Montgomery County Lab Visit Stirs Interest in Science
Sunday, October 11, 2009
Montgomery County has hit on the formula for getting young people interested in science: Unleash 190 seventh-graders in a building full of robots, prosthetic limbs, microscopes, remote-controlled surgical arms and bacteria-filled flasks, and watch what happens.
That's how it worked for Yzella Viadaurre and Kirsten Peacock, two 12-year-olds from Shady Grove Middle School on a field trip Friday to the Shady Grove Life Sciences Center. They wandered over to Rachel Norwood, a bioprocess engineer for Human Genome Sciences, who explained her work with a flask of mucus-colored bacteria.
"The way I kind of describe it is, I'm a mom and these are my kids," Norwood said. "I've got to keep them fed, I've got to keep them warm." If she takes good care of them, the genetically modified bacteria will produce drugs that can be used in medicine. A tiny sample in a vial can grow to fill a 20,000-liter vat.
"I'm thinking of being a scientist, because it's actually pretty cool," Yzella said.
"It's really cool what they show you and how they talk about it," Kirsten said. "I never knew there were different kinds of science."
That's exactly the reaction the adults wanted. More than 50 years ago, the launch of the Sputnik satellite by the Soviet Union made science an urgent priority for American schools. But the scientists educated in the shadow of Sputnik are retiring, and educators are hoping that youngsters like the ones from Shady Grove will someday fill the gap.
"The United States is falling behind in science and technology," said Dennis Hansen, president of Shady Grove Adventist Hospital. "To me, this is a way to demonstrate innovation, to inspire innovation."

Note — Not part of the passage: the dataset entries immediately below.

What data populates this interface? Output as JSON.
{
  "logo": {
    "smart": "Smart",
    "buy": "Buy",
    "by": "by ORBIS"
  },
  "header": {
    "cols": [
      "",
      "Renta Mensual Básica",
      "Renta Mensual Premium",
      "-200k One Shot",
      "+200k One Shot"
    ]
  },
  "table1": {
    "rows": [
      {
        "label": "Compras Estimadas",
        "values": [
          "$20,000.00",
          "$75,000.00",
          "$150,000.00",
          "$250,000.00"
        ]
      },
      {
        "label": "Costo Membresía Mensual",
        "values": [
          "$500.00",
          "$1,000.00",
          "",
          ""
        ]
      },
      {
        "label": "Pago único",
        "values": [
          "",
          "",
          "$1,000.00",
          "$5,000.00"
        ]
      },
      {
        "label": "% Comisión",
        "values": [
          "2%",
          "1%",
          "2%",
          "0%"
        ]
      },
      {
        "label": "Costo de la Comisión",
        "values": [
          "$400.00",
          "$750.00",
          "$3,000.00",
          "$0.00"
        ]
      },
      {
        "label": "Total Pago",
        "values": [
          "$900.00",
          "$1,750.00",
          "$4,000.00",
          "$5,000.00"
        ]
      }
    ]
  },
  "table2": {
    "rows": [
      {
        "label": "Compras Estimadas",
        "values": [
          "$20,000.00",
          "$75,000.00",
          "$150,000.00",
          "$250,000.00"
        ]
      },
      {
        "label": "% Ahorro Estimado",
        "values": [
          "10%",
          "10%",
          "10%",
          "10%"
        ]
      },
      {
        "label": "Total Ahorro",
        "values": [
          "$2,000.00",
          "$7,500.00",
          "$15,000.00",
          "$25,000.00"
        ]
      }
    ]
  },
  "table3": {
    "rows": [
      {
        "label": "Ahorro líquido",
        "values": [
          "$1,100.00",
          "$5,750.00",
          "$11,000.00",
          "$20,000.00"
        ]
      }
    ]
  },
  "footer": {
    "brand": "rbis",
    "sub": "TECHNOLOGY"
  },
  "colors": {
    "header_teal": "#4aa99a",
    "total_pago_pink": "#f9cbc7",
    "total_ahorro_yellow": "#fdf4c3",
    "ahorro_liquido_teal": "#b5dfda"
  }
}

For the field trip, dubbed Frontiers in Science and Medicine Day, the students visited the Montgomery campus of Johns Hopkins University and were handed white lab coats and latex gloves, then set loose to check out exhibits by working scientists. When they completed a lab, they were awarded a sticker.
The adults came from several companies, including MedImmune, which developed FluMist, the nasal spray flu vaccine, and the J. Craig Venter Institute -- named for one of the biologists to sequence the human genome. (According to his biography, Venter had C's and D's on his eighth-grade report card, which should encourage struggling middle schoolers.)
"A lot of these kids, they want to be scientists, they want to be doctors" because they've been told they should be, said Edward Owusu, principal of Shady Grove. "This is where you catch them. Middle school is where science takes hold. . . . Here, they're jumping right into it."
As they flitted from racing robots to a bioinformatics lesson on sickle cell anemia to microscopes showing cancer cells, the students seemed impressed.
"It's really opened up my eyes to things," said Georgia De Buerba, 12. "I've seen different kinds of cells and how scientists make drugs like medicine."